More than four years after he was acquitted on charges relating to misleading investors, a former Enron Broadband executive is free from criminal charges.
It was a long haul.
A jury found Scott Yeager not guilty of various counts of securities fraud and the judge declared a mistrial on insider trading and money laundering counts for which the jury could not reach a decision.
When the prosecutors sought to retry Yeager on some of the mistried counts, Yeager argued on interlocutory appeal that in acquitting him of securities fraud, the jury “necessarily found that he did not have insider information.” The 5th Circuit disagreed and Yeager appealed to the Supreme Court.
The Supreme Court ruled in June that double jeopardy forbids retrial when the jury acquits the defendant on some counts, even if it fails to reach a decision on other counts, when the essential elements of the hung counts must have been addressed for the jury to reach an acquittal. (Oyez has a breakdown of the case and the Court’s opinion.)
Based on the Supreme Court’s remand, the 5th Circuit denied a request for supplemental briefing and ordered the lower court to enter judgments of acquittal on all aspects of the original indictment. (Opinion below.)
Houston Chronicle: [Yeager’s lawyer Tony] Canales said that the Enron Task Force prosecutors overcharged these cases more than six years ago and no one in the Justice Department since has had the necessary nerve to admit that. He said instead the government is still planning to retry one of Yeager’s codefendants and several men accused of fraud in a alleged scheme involving a Nigerian barge scheme.
A former U.S. Attorney in Houston, Canales said public pressure like that from TV personality Lou Dobbs, who counted the days until Enron executives were indicted, sometimes keeps prosecutors from doing the right thing.”
“They lost Andersen, they lost the broadband cases, they lost the barge cases. Nobody there is willing to say enough is enough,” Canales said, referring to past Enron-related trials.

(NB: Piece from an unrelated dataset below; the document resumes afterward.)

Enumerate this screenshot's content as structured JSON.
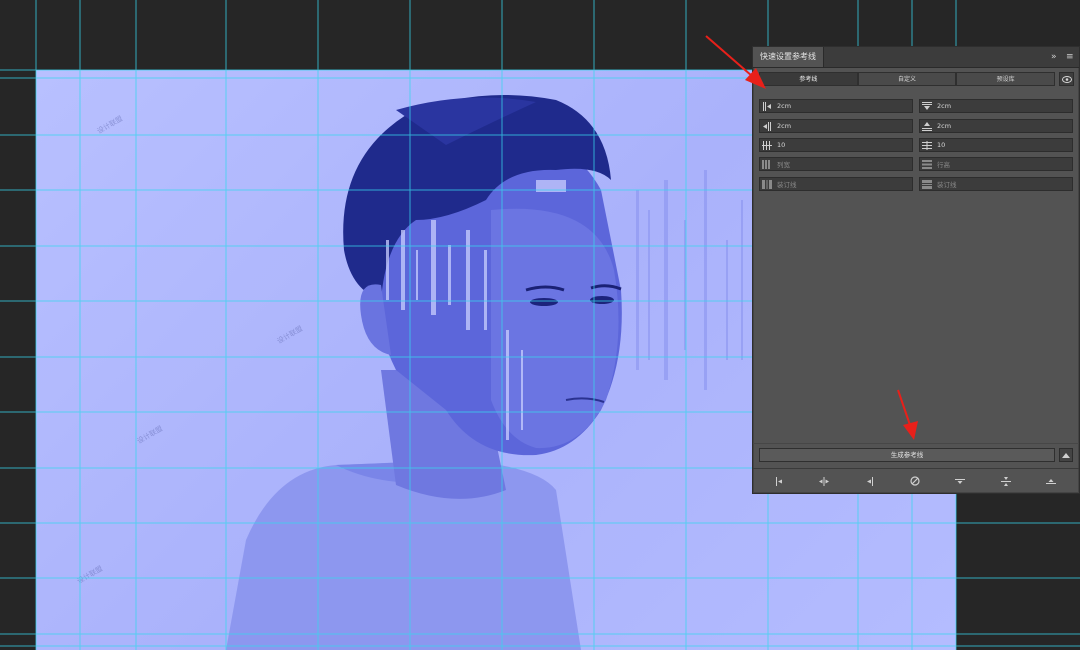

This final nail in the coffin for the Yeager prosecution comes just a week after the Supreme Court agreed to hear the appeal of former Enron executive Jeff Skilling.
NOW WATCH: Briefing videos
Business Insider Emails & Alerts
Site highlights each day to your inbox.